[Records to use]

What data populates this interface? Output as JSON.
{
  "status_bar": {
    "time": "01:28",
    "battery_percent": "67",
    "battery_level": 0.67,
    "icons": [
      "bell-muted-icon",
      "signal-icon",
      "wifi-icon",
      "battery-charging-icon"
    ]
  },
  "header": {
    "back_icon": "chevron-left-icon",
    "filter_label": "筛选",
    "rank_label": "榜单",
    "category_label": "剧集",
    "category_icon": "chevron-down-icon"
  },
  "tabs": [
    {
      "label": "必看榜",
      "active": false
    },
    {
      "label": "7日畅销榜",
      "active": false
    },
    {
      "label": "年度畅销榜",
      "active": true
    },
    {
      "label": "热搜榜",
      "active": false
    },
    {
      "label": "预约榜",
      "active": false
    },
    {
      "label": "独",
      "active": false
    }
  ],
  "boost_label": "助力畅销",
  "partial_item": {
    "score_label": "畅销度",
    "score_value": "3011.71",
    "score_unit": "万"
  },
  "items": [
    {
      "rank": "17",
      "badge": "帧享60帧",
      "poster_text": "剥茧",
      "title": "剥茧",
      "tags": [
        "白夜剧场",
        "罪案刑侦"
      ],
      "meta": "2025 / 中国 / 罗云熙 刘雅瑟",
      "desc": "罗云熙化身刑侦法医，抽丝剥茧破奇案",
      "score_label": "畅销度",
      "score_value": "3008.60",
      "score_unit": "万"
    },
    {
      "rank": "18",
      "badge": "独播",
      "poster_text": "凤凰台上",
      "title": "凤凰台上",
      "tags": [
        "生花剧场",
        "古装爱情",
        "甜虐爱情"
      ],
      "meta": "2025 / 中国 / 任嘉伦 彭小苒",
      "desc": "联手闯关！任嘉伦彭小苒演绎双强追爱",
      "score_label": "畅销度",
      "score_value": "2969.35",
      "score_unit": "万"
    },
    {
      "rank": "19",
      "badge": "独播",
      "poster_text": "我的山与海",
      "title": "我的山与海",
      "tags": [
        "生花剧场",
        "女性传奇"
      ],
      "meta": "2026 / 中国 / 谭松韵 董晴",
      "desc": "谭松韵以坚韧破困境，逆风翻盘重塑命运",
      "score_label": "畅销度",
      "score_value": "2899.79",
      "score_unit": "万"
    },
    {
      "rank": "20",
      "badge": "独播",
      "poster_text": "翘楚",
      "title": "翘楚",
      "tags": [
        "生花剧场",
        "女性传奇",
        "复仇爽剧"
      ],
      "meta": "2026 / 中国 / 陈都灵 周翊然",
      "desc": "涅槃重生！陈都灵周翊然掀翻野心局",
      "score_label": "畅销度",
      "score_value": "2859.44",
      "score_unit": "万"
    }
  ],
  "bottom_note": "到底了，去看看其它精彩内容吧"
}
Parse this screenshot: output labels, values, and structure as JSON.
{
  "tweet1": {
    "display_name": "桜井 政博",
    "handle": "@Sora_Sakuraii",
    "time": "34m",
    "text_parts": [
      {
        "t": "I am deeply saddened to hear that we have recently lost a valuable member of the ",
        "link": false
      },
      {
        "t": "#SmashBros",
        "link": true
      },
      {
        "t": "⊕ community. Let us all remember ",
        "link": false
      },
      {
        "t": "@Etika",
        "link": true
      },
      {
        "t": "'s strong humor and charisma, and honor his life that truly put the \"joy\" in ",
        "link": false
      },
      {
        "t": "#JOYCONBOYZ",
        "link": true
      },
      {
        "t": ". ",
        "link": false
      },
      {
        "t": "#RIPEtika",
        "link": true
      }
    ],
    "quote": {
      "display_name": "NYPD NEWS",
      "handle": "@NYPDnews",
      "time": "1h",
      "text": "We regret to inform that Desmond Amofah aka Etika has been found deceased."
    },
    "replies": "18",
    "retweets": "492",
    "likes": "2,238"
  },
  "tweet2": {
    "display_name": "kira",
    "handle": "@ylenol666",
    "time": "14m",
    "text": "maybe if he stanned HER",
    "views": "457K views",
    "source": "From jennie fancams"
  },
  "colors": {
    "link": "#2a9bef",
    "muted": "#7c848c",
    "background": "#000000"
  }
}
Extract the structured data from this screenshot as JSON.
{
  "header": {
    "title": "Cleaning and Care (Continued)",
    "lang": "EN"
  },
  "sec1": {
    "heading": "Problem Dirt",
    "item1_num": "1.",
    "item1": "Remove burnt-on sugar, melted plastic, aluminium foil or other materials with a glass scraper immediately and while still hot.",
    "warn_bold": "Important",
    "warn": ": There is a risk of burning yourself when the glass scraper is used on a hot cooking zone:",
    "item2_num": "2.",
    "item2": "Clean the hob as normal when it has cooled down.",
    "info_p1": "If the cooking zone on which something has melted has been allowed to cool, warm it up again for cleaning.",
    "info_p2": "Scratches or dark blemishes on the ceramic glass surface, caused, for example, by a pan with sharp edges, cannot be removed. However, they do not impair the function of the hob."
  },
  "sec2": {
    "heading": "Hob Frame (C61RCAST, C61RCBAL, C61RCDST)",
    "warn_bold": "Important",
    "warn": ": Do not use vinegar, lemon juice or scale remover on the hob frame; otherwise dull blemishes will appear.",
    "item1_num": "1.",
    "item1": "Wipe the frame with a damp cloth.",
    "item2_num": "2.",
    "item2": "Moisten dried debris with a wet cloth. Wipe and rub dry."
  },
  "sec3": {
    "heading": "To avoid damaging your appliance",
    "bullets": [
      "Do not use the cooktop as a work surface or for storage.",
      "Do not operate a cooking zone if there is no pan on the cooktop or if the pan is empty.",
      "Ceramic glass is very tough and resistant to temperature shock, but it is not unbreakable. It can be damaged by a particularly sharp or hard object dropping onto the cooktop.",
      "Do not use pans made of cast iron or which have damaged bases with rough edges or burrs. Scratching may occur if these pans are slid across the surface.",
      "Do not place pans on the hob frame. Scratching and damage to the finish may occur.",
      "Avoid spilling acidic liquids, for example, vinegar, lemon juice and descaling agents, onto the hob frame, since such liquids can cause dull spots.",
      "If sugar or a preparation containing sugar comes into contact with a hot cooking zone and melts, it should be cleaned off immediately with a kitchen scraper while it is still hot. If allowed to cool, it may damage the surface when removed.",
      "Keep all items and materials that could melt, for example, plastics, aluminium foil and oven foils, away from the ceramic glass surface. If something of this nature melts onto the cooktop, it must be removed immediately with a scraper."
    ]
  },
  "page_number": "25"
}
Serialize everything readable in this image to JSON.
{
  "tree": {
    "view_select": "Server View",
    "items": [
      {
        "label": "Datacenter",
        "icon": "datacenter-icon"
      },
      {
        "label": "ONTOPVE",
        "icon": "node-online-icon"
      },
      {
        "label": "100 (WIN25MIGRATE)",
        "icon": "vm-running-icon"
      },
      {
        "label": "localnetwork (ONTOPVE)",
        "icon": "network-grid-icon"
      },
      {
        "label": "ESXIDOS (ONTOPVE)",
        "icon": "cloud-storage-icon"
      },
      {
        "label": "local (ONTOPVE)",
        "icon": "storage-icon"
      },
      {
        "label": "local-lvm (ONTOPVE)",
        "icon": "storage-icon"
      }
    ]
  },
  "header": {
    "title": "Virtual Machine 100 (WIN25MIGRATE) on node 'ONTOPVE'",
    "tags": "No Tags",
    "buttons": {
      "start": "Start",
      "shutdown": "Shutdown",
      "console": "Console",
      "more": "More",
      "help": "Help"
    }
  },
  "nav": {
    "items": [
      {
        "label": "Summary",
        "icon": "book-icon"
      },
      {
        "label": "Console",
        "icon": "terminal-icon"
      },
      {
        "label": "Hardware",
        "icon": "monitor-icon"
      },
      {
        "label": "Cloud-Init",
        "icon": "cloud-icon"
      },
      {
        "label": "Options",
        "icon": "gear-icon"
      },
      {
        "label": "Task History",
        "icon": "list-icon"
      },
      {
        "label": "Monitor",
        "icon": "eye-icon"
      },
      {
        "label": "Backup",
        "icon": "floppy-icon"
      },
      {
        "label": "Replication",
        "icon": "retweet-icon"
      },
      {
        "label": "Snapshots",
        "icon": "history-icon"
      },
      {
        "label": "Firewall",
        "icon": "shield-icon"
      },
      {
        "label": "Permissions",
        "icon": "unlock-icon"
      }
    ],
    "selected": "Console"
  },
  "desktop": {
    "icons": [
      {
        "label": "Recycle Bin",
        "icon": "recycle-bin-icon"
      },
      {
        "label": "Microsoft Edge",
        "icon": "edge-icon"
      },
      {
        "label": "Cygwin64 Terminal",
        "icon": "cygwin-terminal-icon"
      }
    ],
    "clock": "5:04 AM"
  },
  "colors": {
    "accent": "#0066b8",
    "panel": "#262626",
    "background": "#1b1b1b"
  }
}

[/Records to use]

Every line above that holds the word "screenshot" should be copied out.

• [Answer to this task]:
Parse this screenshot: output labels, values, and structure as JSON.
Extract the structured data from this screenshot as JSON.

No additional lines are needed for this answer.